Reduce check out form elements
People will abandon their carts and leave your site never to return because the check out form is too long or too complicated.
The Baymard study showed that the ideal checkout flow should be 12-14 elements. However, the average number of elements used on U.S. ecommerce sites is 23. You need to cut that in half.
Also, reduce the number of check out pages. If at all possible, stop using multi-page check out altogether.
If you have to use multi-pages employ a progress bar so that customers know where they are in the process of checking out.
Keep in mind that, especially online, people have very short attention spans, less than a goldfish or a pre-nap two-year-old in some cases. Every task you add to the check out process is one more chance to lose their attention and have them walk away.
Ask them to create an account after not before the purchase
This is kind of like a server expecting a tip before the end of the meal. You asking your customers to spend their time before they have even made a purchase is an imposition. It's rude, it takes their time and remember, time is money.

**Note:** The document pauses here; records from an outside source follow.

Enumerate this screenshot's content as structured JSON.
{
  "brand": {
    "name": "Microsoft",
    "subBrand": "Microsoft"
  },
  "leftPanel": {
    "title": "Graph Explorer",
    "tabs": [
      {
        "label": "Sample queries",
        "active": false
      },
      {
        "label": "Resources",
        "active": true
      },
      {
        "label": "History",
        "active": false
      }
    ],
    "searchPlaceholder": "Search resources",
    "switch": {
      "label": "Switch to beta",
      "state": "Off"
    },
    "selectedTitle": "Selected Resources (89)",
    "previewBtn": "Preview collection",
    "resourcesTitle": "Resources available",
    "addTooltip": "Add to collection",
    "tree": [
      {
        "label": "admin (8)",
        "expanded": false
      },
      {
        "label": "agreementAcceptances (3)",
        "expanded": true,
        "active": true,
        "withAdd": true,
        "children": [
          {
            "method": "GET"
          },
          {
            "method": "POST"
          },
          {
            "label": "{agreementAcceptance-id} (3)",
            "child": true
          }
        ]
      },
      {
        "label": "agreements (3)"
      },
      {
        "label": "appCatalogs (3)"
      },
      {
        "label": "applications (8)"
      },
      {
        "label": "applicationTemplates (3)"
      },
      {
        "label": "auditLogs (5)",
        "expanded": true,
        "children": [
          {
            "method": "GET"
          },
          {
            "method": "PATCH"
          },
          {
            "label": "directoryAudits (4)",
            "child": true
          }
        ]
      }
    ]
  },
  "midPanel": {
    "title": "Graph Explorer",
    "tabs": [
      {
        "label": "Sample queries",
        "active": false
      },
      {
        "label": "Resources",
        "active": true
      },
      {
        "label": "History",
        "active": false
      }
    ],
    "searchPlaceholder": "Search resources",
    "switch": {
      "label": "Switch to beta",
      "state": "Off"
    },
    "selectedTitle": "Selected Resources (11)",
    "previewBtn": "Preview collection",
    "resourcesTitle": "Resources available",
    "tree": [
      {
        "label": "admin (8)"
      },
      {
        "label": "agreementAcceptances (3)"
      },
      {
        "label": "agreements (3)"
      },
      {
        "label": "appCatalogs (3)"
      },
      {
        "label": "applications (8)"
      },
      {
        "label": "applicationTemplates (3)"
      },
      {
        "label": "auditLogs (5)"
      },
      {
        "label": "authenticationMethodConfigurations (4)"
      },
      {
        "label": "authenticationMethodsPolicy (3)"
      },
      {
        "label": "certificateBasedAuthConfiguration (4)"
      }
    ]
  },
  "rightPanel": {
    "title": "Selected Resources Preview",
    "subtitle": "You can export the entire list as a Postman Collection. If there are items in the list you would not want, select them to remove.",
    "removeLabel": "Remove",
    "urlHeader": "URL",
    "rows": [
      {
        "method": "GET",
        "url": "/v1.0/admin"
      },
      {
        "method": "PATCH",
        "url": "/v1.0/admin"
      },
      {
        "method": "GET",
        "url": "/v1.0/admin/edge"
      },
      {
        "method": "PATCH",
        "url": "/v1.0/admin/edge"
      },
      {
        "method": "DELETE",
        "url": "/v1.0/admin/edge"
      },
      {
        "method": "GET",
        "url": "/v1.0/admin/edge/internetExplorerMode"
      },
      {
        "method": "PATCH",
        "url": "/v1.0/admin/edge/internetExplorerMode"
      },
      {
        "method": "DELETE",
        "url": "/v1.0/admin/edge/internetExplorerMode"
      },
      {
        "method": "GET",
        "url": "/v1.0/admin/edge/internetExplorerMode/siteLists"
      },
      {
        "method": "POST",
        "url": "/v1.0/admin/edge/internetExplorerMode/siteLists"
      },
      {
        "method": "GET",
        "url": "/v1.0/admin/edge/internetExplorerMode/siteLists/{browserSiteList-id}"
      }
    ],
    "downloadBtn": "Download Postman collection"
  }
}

Allow them to check out as a guest and make that as easy as possible. And on the “thanks for shopping” a place where you give them the option to sign up and create an account.
Follow up with an email thanking them for creating an account. Or, if they haven’t created an account, follow up with an email thanking them for the purchase and give them information about how simple check out can be if they had an account and the deals they could receive.
Rescue your shipping costs and be transparent
Yes, this is the least popular suggestion for any retailer, reduce costs. But, it can keep those carts moving right through check out.
According to Baymard, 61% of potential buyers will abandon a cart if they see additional costs or fees at check out.
Be upfront. The moment they click “Add to cart” calculate the tax and display the price. Also, have the preliminary shipping cost there. Display this with the image of the item. Add figures as they add to the cart.
If at all possible try to offer free shipping.
If you can’t offer bundles - free shipping for orders over $X dollars. Make it enough to cover the shipping of all the items and still give yourself a profit.
And, try to offer free shipping for special holidays.
Now is the time to fortify your ecommerce business. More people are being introduced to online shopping during the pandemic, people that were die-hard brick and mortar shoppers.
A great supply chain strategy company will be able to easily help you with this.
Don’t fight the brick and mortar habits. Use them to help those who are making the move to feel more comfortable. Assuage their security fears and do all you can to help them feel like ecommerce is a familiar way of shopping.
And for those who maybe haven’t paid enough attention to the ecommerce side of your business, now is the time to reconfigure, spruce things up, streamline and give your ecommerce a boost and put it more front and center.